Importantly, we should recall what the Supreme Court said about the less restrictive means test in its 2000 decision in U.S. v. Playboy Entertainment Group (2000), which echoed its earlier holding in Reno v. ACLU. Specifically, in the Playboy case, the Court held that:
[T]argeted blocking [by parents] enables the government to support parental authority without affecting the First Amendment interests of speakers and willing listeners — listeners for whom, if the speech is unpopular or indecent, the privacy of their own homes may be the optimal place of receipt. Simply put, targeted blocking is less restrictive than banning, and the Government cannot ban speech if targeted blocking is a feasible and effective means of furthering its compelling interests.
Moreover, the Court held that:
It is no response that voluntary blocking requires a consumer to take action, or may be inconvenient, or may not go perfectly every time. A court should not assume a plausible, less restrictive alternative would be ineffective; and a court should not presume parents, given full information, will fail to act.
This is an extraordinarily high bar the Supreme Court has set for policymakers wishing to regulate modern media content. As constitutional law scholar Geoffrey R. Stone of the University of Chicago School of Law has noted:
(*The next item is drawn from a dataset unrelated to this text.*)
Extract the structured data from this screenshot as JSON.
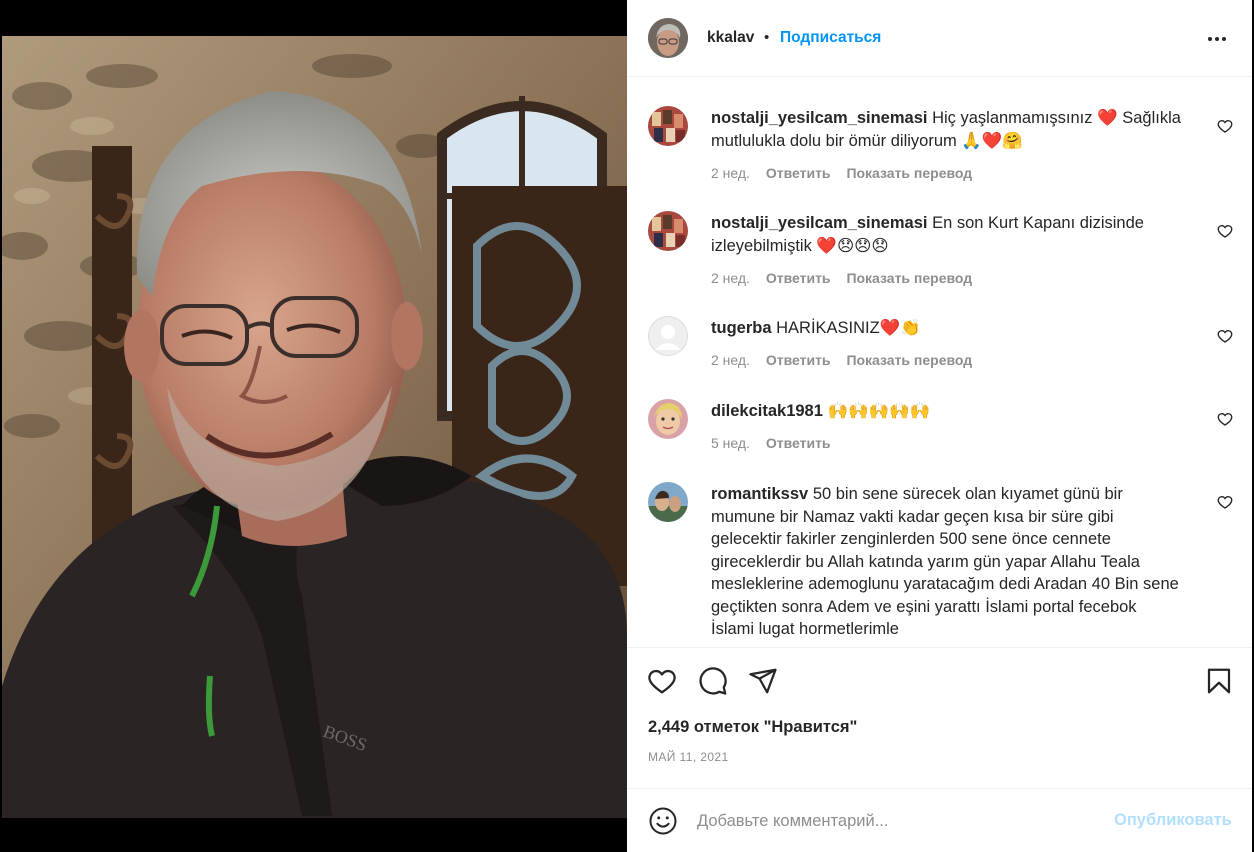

The bottom line, then, is that even in dealing with material that is “obscene for minors,” the government cannot directly regulate such material… Rather, it must focus on empowering parents and other adults to block out such material at their own discretion, by ensuring that content-neutral means exist that enable individuals to exclude constitutionally protected material they themselves want to exclude. Any more direct regulation of such material would unnecessarily impair the First Amendment rights of adults.
This is why parental control tools and methods are more important than ever before. The courts have largely foreclosed government censorship and placed responsibility over what enters the home squarely in the hands of parents. But will the Supreme Court reverse this jurisprudential trend with its decision in the Schwarzenegger v. EMA decision? I hope not. If they do, it will undo about 15 years of really excellent case law on this front.